COLUMBIA — Thirty years ago, scores of students visited the Recorded Sound Studio on the fourth floor of Ellis Library where David Truesdell works.
Students would wait in line to use one of the three listening rooms. Some came to listen for a class assignment; some came just to listen to music. They would choose a record from the studio’s collection of 20,000 LPs, close the door on a tiny room – with just a desk and record player – and slip on a pair of headphones.
In this era of iTunes and instant, online listening, Truesdell now sees maybe a couple of professors or students a day.
“Many people of this generation don’t really need to go to the library to find music because they can get it off, what I like to call, the inter-tube,” Truesdell said. “Before, unless you were a person who owned a huge library of music on your own, you would have to go somewhere.”
Students and professors still stop by for class material or to buy a CD or LP from the studio’s ongoing music sale. When the studio is empty, Truesdell cleans or organizes records. He researches reviews of recordings that the studio might purchase. But he is always listening to music, especially 20th century classical.
As they walk though the stacks of books that line the outside of the studio, library-goers might hear the faint sounds of Truesdell’s music. The job is a good fit for him because music has always had a place in his life.
“I remember when my dad got a stereo,” he said. “The store included a handful of LPs with the stereo, and there was one recording by a pianist Earl Wild with the Boston Pops Orchestra playing Gershwin's 'Rhapsody in Blue' and 'An American in Paris.' I played it to death.”
Then there was Jenny.
“I was in the seventh grade, and she was my music teacher, just out of college,” Truesdell recalled. “She lived a block and a half away, and I had a crush on her. I would go over to her place all the time and listen to music and dream of her seducing me.”
Truesdell played the clarinet in grade school but said he was too lazy to learn to read music and was kicked out of band.
“Jenny actually had the nerve to tell me, you really don’t have any talent,” he said. “I think my parents blamed her for discouraging me and telling me the truth.”
Jenny did not fall in love with Truesdell, but she helped him fall in love with classical music. He still remembers when they listened to Leonard Bernstein conducting Shostakovich’s Symphony No. 5.
That piece is now part of Truesdell’s personal collection of thousands of CDs and LPs.
“I listen to things I just feel like listening to – I’m not trying to teach myself,” he said. “Sometimes you feel that you are hearing or seeing something that makes you feel like you are in the presence of something that is better than any person could be. It’s almost religious.”
Many records remain mostly untouched in the library studio, Truesdell said. In a back room, there's a recording of the last performance in 1966 in New York's old Metropolitan Opera. The record includes a piece of the golden curtain from the opera house.
Even if the way people listen to music is changing, Truesdell said he does not believe the studio will become obsolete.

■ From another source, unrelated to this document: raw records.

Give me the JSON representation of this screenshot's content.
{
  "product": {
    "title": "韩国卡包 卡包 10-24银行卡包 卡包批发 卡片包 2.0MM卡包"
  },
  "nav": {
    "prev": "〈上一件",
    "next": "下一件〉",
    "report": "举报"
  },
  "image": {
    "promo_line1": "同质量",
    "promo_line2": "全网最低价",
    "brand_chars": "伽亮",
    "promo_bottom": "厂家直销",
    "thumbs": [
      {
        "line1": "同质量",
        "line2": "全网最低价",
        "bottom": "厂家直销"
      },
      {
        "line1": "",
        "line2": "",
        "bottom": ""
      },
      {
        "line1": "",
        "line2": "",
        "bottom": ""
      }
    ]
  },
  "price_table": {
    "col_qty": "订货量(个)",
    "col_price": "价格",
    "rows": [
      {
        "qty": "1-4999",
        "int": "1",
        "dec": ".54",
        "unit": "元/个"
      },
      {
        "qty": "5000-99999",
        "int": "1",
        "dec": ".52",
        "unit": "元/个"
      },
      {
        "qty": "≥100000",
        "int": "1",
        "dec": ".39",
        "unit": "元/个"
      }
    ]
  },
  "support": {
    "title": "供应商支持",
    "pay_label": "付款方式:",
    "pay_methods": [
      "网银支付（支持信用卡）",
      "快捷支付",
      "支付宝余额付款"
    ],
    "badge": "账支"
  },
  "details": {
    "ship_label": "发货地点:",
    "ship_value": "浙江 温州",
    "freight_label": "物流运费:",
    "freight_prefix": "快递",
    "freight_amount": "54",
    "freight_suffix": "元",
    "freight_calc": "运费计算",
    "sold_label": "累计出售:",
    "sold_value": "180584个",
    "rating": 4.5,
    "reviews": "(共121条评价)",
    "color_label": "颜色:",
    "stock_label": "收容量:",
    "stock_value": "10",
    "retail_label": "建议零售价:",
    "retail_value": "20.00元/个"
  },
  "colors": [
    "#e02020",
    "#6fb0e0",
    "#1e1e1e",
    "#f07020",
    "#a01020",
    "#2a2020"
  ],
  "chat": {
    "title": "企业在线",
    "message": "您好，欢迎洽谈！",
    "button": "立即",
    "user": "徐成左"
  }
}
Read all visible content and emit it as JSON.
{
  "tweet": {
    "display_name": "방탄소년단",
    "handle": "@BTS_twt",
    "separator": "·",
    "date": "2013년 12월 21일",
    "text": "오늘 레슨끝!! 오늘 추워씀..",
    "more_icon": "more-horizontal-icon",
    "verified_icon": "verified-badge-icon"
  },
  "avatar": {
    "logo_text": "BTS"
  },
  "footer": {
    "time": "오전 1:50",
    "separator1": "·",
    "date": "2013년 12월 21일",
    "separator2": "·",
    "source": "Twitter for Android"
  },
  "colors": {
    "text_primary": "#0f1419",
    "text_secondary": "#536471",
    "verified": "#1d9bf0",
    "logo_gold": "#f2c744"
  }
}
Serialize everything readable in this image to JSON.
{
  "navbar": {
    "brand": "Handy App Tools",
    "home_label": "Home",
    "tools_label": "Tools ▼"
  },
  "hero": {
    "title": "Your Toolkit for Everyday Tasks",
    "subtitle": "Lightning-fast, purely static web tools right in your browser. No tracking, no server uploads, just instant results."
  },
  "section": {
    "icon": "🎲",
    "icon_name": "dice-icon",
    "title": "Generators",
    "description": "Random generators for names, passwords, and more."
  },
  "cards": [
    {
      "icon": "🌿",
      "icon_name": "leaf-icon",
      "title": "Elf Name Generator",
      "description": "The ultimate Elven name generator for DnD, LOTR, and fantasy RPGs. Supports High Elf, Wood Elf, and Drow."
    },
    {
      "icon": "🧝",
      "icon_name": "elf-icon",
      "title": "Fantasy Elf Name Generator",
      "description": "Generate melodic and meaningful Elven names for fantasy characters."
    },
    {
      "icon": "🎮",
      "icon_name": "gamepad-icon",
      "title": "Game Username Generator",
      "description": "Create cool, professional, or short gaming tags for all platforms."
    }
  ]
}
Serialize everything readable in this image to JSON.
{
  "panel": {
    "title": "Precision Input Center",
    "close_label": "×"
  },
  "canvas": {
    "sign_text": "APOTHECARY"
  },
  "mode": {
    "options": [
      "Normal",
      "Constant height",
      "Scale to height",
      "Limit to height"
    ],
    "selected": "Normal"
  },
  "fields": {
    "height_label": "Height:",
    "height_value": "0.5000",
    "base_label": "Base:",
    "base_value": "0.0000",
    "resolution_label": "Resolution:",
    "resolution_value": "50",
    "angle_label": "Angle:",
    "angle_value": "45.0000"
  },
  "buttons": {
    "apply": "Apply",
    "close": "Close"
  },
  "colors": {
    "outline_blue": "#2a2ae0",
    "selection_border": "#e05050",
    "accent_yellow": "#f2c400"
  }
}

“I think the need for a place like this has diminished,” he said. “But there are still going to be people who want to hear things sounding more lifelike than they will be able to get by plugging ear buds into a computer.”